I got to tune in to the Chick-Fil-A Leadercast last Friday, thanks to the university I work for, which was a sponsor of the event. This annual event is broadcast at sites across the nation. This was the first time I was able to attend.
We heard from a lot of great speakers about leadership, and much of what I heard either inspired me or made me think more about ways I could be more effective as a leader. Those few hours on Friday have given me much to think about.
For me, the best takeaway of the day came from the first presenter: a minister named Andy Stanley.
Complexity is the enemy of clarity.
Those of us in the communications business know this, right? We learned from Strunk and White to “Omit needless words.” We try to break complex thoughts down into shorter, single-thought sentences. We strive for simplicity.
But as the work we do becomes more complex, it’s easy to lose sight of the need for clarity. It becomes shrouded by the fog of too many projects, too many priorities, too many new stakeholders to worry about, too many audiences to be reached with a single message or vehicle. (The typical higher ed home page is one example of how complex things can get in our world. Contrast the typical higher ed home page with Google’s, and the issue is very clear.)
Things may be even tougher for higher ed communicators than those in other fields. (Another speaker of the day, John C. Maxwell, pointed out that “Educators make the simple complex. Communicators make the complex simple.”) But judging from the buzzword-laden press releases that come from the corporate world, it looks like things are tough all over for communicators.
No matter what our sector is, complexity is the enemy of clarity.
But complexity is inevitable. It comes with growth.
Think about how you do your job these days. Now, compare it to five years ago. Consider the role social media plays in your marketing compared to its role in 2008. Look back 10, 20 years and you’ll see a tremendous difference. Remember your institution’s first web page?
Much has changed and grown more complex, hasn’t it.
Stanley said: “Growth creates complexity, which requires simplicity.”
The need for clarity has never been greater. We need more clarity in how we think, communicate, lead and work with others. We need to strip away all the complexity and figure out the clearest, best-understood approach to any project or task.
Here’s an idea (stolen from Andy Stanley’s talk): Take a current project you’re involved in. The more complex, the better (for the purpose of this exercise). In the context of that project, try to answer these three questions:
- What are we doing?
- Why are we doing it?
- Where do I fit in?
If you’re really ambitious, try to answer the same three questions for your department, or your institution.
Those are three simple questions. But clearly, simple doesn’t mean easy. Answering them will take you quite a bit of think time.

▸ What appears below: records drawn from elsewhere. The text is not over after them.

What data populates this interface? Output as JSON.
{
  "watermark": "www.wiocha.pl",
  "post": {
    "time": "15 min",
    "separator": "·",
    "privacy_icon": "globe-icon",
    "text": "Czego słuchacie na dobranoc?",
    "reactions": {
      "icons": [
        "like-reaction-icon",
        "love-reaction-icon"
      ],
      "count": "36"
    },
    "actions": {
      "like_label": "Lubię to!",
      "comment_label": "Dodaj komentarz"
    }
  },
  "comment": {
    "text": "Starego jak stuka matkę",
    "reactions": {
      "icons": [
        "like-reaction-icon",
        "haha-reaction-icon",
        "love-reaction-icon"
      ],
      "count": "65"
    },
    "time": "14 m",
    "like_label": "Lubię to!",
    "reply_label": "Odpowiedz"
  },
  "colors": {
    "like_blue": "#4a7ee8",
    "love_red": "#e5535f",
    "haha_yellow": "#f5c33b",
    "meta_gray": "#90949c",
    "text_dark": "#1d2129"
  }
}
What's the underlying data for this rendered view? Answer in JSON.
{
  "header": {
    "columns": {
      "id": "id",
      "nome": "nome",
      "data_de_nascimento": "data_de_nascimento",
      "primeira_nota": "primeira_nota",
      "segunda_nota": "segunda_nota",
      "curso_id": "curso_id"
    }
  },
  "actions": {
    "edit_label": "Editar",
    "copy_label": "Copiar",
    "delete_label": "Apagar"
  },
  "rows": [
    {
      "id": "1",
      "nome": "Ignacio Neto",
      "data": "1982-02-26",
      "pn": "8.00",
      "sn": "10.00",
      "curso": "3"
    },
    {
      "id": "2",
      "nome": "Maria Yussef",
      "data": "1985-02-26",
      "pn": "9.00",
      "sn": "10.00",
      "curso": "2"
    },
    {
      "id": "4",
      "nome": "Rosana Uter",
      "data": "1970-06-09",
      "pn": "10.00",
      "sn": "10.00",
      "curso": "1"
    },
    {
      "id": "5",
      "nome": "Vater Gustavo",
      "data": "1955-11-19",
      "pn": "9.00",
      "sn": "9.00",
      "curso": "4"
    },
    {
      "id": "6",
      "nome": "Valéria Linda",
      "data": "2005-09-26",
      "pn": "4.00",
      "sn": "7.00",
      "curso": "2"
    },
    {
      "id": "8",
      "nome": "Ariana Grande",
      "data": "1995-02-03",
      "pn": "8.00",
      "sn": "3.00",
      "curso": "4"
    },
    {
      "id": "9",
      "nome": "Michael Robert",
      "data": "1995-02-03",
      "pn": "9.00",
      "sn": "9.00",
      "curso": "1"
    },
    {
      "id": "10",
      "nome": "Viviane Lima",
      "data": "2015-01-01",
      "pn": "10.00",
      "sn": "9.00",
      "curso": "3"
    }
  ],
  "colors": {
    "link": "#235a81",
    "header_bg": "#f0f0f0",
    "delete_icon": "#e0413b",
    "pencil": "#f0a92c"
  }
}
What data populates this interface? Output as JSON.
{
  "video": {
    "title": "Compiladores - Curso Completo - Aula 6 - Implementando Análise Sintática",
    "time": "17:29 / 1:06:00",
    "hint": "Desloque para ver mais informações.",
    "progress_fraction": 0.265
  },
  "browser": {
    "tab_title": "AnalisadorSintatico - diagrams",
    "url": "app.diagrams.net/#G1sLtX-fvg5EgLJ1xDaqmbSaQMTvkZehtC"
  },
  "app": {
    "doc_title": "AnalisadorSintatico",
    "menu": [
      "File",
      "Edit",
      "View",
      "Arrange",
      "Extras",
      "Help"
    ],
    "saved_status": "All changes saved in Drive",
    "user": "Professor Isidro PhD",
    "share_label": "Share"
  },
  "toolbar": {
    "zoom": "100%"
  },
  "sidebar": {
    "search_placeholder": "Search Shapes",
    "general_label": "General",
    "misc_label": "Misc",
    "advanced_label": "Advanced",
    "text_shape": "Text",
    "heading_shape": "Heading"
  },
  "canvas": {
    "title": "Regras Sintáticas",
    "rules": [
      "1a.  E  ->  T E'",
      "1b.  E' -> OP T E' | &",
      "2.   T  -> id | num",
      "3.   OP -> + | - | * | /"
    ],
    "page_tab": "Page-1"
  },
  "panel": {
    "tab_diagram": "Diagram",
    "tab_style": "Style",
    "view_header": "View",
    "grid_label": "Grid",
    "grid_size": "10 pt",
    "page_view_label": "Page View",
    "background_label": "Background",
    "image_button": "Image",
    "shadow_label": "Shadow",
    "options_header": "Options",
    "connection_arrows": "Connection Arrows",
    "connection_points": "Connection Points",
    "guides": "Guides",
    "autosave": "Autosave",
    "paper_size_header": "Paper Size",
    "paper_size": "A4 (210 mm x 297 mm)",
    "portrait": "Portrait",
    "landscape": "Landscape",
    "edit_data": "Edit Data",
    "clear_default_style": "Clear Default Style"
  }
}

I’m still trying to answer them for my department, my university and myself.
P.S. – For anyone interested in reading more about what Andy Stanley, John C. Maxwell and all of the other speakers had to say, a consulting firm called The Malphurs Group has posted a great summary of all the Chick-Fil-A Leadercast 2013 presentations.